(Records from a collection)
________________________________________
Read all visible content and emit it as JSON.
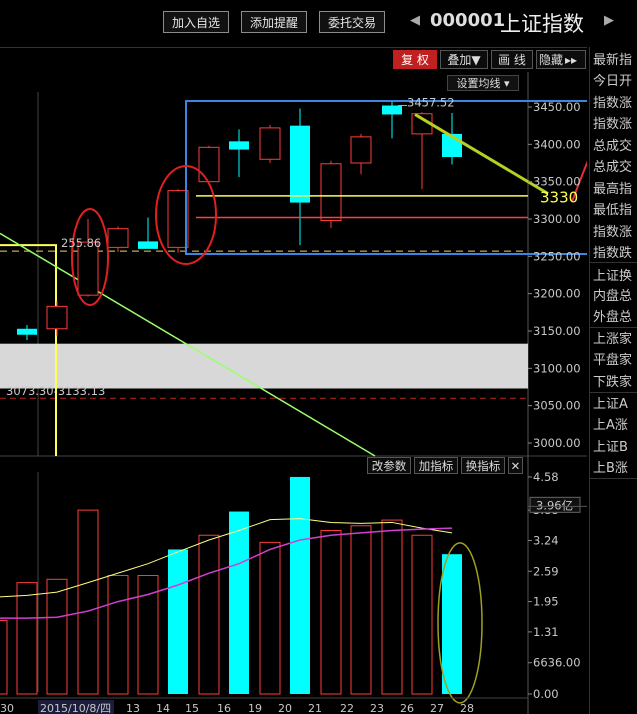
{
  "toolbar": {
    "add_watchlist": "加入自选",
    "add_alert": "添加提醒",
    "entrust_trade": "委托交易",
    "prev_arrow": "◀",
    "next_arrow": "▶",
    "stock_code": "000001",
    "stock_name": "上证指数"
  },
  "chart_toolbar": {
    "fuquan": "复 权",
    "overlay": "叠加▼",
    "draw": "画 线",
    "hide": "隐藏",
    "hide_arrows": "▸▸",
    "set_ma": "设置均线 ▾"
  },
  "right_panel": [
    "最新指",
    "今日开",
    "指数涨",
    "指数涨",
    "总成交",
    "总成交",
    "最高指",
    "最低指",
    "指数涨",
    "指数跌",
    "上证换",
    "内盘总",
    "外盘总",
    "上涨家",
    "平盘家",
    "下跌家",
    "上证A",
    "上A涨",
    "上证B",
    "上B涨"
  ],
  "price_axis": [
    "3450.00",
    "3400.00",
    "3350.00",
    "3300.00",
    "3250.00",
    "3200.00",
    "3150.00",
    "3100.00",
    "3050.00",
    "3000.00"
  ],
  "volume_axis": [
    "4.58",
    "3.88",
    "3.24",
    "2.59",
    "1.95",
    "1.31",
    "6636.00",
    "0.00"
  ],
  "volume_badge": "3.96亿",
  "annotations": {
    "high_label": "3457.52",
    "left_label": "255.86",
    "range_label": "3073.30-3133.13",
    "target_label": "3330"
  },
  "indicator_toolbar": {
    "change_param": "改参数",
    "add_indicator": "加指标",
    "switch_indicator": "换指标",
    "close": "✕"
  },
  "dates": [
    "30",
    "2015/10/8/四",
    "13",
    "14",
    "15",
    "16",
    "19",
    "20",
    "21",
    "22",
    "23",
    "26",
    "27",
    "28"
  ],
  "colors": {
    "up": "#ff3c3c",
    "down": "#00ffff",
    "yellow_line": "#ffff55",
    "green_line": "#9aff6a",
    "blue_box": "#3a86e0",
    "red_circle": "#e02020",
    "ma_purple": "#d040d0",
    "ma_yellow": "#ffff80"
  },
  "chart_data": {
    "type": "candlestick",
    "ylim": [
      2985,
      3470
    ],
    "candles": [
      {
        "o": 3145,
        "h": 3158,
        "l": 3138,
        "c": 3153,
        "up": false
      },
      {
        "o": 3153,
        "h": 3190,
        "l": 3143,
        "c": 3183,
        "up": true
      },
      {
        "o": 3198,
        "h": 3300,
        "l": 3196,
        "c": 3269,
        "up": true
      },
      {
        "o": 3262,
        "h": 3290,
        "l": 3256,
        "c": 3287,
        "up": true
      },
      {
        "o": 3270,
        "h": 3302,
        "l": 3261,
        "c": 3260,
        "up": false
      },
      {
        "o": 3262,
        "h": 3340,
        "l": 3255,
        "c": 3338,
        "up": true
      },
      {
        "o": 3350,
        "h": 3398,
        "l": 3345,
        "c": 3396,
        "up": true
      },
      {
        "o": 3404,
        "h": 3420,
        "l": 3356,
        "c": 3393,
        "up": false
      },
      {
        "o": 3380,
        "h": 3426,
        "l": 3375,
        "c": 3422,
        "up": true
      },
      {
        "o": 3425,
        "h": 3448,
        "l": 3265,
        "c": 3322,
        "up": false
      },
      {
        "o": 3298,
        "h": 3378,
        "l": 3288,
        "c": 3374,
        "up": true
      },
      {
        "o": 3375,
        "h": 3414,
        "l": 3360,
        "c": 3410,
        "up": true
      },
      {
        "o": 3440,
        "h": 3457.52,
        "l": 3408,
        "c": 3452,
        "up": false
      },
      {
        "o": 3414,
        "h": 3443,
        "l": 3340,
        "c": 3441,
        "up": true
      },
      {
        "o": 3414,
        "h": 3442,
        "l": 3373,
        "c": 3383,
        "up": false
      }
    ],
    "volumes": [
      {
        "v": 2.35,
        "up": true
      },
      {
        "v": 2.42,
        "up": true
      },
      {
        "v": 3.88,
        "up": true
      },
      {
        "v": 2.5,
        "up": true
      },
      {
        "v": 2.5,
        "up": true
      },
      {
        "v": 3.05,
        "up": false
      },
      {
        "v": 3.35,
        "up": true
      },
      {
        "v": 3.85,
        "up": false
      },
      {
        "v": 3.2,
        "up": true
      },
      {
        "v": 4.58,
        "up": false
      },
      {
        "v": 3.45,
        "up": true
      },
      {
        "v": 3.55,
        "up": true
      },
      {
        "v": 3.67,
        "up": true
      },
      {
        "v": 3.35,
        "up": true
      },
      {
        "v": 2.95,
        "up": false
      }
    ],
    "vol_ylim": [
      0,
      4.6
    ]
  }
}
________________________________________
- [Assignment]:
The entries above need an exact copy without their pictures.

- [Reply to the exercise]:
Read all visible content and emit it as JSON.
{
  "toolbar": {
    "add_watchlist": "加入自选",
    "add_alert": "添加提醒",
    "entrust_trade": "委托交易",
    "prev_arrow": "◀",
    "next_arrow": "▶",
    "stock_code": "000001",
    "stock_name": "上证指数"
  },
  "chart_toolbar": {
    "fuquan": "复 权",
    "overlay": "叠加▼",
    "draw": "画 线",
    "hide": "隐藏",
    "hide_arrows": "▸▸",
    "set_ma": "设置均线 ▾"
  },
  "right_panel": [
    "最新指",
    "今日开",
    "指数涨",
    "指数涨",
    "总成交",
    "总成交",
    "最高指",
    "最低指",
    "指数涨",
    "指数跌",
    "上证换",
    "内盘总",
    "外盘总",
    "上涨家",
    "平盘家",
    "下跌家",
    "上证A",
    "上A涨",
    "上证B",
    "上B涨"
  ],
  "price_axis": [
    "3450.00",
    "3400.00",
    "3350.00",
    "3300.00",
    "3250.00",
    "3200.00",
    "3150.00",
    "3100.00",
    "3050.00",
    "3000.00"
  ],
  "volume_axis": [
    "4.58",
    "3.88",
    "3.24",
    "2.59",
    "1.95",
    "1.31",
    "6636.00",
    "0.00"
  ],
  "volume_badge": "3.96亿",
  "annotations": {
    "high_label": "3457.52",
    "left_label": "255.86",
    "range_label": "3073.30-3133.13",
    "target_label": "3330"
  },
  "indicator_toolbar": {
    "change_param": "改参数",
    "add_indicator": "加指标",
    "switch_indicator": "换指标",
    "close": "✕"
  },
  "dates": [
    "30",
    "2015/10/8/四",
    "13",
    "14",
    "15",
    "16",
    "19",
    "20",
    "21",
    "22",
    "23",
    "26",
    "27",
    "28"
  ],
  "colors": {
    "up": "#ff3c3c",
    "down": "#00ffff",
    "yellow_line": "#ffff55",
    "green_line": "#9aff6a",
    "blue_box": "#3a86e0",
    "red_circle": "#e02020",
    "ma_purple": "#d040d0",
    "ma_yellow": "#ffff80"
  },
  "chart_data": {
    "type": "candlestick",
    "ylim": [
      2985,
      3470
    ],
    "candles": [
      {
        "o": 3145,
        "h": 3158,
        "l": 3138,
        "c": 3153,
        "up": false
      },
      {
        "o": 3153,
        "h": 3190,
        "l": 3143,
        "c": 3183,
        "up": true
      },
      {
        "o": 3198,
        "h": 3300,
        "l": 3196,
        "c": 3269,
        "up": true
      },
      {
        "o": 3262,
        "h": 3290,
        "l": 3256,
        "c": 3287,
        "up": true
      },
      {
        "o": 3270,
        "h": 3302,
        "l": 3261,
        "c": 3260,
        "up": false
      },
      {
        "o": 3262,
        "h": 3340,
        "l": 3255,
        "c": 3338,
        "up": true
      },
      {
        "o": 3350,
        "h": 3398,
        "l": 3345,
        "c": 3396,
        "up": true
      },
      {
        "o": 3404,
        "h": 3420,
        "l": 3356,
        "c": 3393,
        "up": false
      },
      {
        "o": 3380,
        "h": 3426,
        "l": 3375,
        "c": 3422,
        "up": true
      },
      {
        "o": 3425,
        "h": 3448,
        "l": 3265,
        "c": 3322,
        "up": false
      },
      {
        "o": 3298,
        "h": 3378,
        "l": 3288,
        "c": 3374,
        "up": true
      },
      {
        "o": 3375,
        "h": 3414,
        "l": 3360,
        "c": 3410,
        "up": true
      },
      {
        "o": 3440,
        "h": 3457.52,
        "l": 3408,
        "c": 3452,
        "up": false
      },
      {
        "o": 3414,
        "h": 3443,
        "l": 3340,
        "c": 3441,
        "up": true
      },
      {
        "o": 3414,
        "h": 3442,
        "l": 3373,
        "c": 3383,
        "up": false
      }
    ],
    "volumes": [
      {
        "v": 2.35,
        "up": true
      },
      {
        "v": 2.42,
        "up": true
      },
      {
        "v": 3.88,
        "up": true
      },
      {
        "v": 2.5,
        "up": true
      },
      {
        "v": 2.5,
        "up": true
      },
      {
        "v": 3.05,
        "up": false
      },
      {
        "v": 3.35,
        "up": true
      },
      {
        "v": 3.85,
        "up": false
      },
      {
        "v": 3.2,
        "up": true
      },
      {
        "v": 4.58,
        "up": false
      },
      {
        "v": 3.45,
        "up": true
      },
      {
        "v": 3.55,
        "up": true
      },
      {
        "v": 3.67,
        "up": true
      },
      {
        "v": 3.35,
        "up": true
      },
      {
        "v": 2.95,
        "up": false
      }
    ],
    "vol_ylim": [
      0,
      4.6
    ]
  }
}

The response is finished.